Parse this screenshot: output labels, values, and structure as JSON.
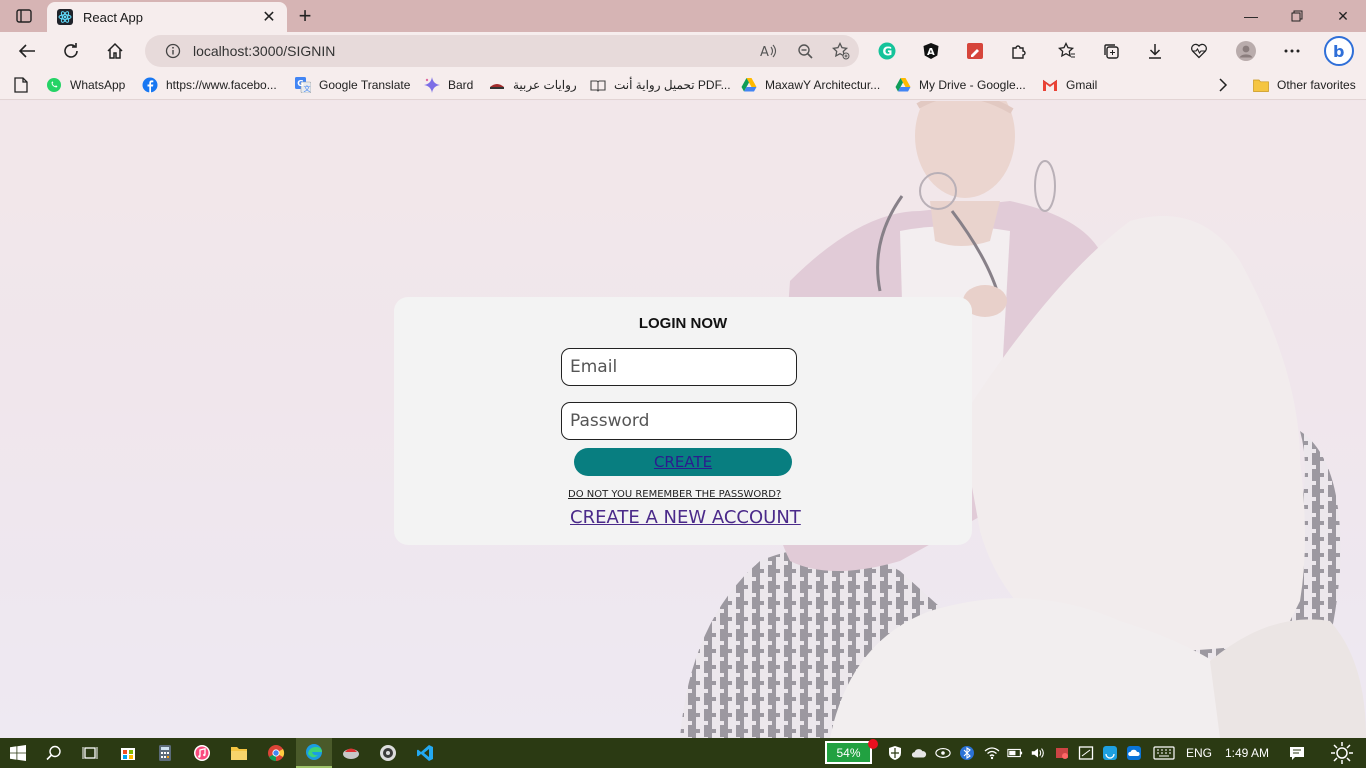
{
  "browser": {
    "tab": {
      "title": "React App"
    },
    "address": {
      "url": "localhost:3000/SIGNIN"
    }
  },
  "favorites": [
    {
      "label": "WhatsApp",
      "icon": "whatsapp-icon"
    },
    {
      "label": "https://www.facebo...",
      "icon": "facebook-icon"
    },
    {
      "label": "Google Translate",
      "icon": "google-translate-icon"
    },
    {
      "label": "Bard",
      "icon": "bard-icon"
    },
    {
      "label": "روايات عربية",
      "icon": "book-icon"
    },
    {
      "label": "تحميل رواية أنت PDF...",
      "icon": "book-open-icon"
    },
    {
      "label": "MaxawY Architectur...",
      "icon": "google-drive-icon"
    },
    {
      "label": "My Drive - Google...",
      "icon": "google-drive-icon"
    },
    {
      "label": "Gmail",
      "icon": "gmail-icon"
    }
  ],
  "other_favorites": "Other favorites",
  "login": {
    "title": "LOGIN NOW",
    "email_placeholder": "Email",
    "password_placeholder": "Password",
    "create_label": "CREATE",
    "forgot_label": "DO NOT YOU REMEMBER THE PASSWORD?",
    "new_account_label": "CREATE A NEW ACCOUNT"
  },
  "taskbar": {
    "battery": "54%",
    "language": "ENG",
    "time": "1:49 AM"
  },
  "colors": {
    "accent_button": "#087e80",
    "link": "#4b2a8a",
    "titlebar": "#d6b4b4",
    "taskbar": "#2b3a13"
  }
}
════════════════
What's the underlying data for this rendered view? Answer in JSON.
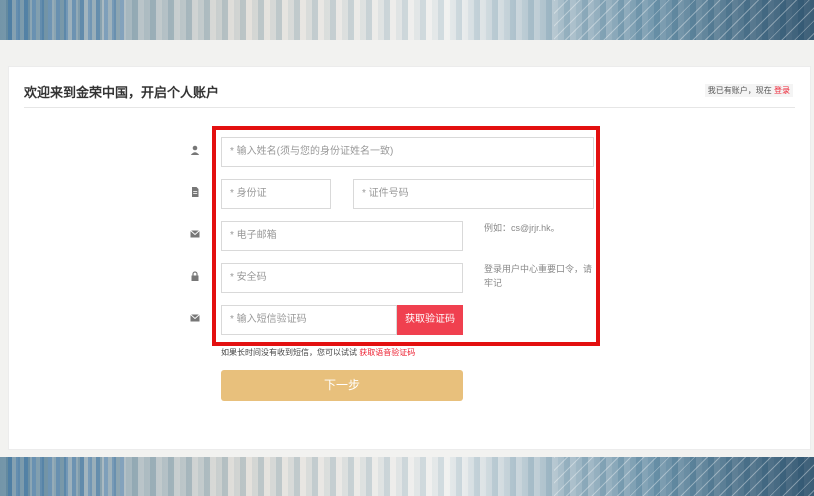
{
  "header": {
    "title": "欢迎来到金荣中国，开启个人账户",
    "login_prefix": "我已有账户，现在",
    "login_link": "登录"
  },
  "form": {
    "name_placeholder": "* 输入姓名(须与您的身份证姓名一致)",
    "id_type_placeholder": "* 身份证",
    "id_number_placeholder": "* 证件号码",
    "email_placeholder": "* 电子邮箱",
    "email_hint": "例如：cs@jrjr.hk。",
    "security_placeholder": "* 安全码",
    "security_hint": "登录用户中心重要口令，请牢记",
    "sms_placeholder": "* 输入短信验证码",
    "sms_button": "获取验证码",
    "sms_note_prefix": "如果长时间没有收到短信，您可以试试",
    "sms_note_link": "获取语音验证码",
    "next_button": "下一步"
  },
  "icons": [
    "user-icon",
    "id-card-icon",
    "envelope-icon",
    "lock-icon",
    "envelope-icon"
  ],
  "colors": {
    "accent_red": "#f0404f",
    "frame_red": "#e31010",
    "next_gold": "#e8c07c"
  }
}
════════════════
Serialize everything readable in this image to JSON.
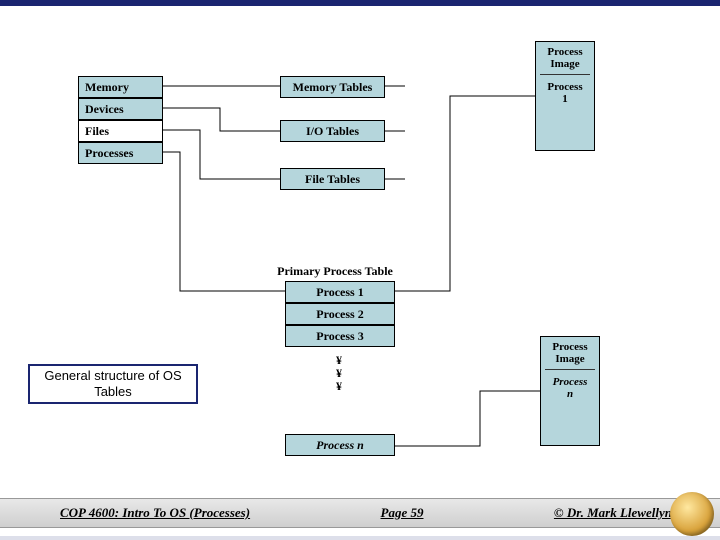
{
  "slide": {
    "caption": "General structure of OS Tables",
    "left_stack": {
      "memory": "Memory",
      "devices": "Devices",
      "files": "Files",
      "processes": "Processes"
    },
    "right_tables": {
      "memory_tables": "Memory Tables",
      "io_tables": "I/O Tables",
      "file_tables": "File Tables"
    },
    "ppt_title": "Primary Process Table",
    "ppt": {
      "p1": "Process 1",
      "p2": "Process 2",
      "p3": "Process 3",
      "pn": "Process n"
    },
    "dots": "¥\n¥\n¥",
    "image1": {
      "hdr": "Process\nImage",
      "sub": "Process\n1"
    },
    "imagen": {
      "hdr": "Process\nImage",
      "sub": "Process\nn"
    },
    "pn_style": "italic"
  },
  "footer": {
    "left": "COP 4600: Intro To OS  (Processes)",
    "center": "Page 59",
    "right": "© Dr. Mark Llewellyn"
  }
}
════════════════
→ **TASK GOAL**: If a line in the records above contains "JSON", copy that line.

→ **TASK OUTPUT**:
Parse this screenshot: output labels, values, and structure as JSON.
What's the underlying data for this rendered view? Answer in JSON.
Serialize everything readable in this image to JSON.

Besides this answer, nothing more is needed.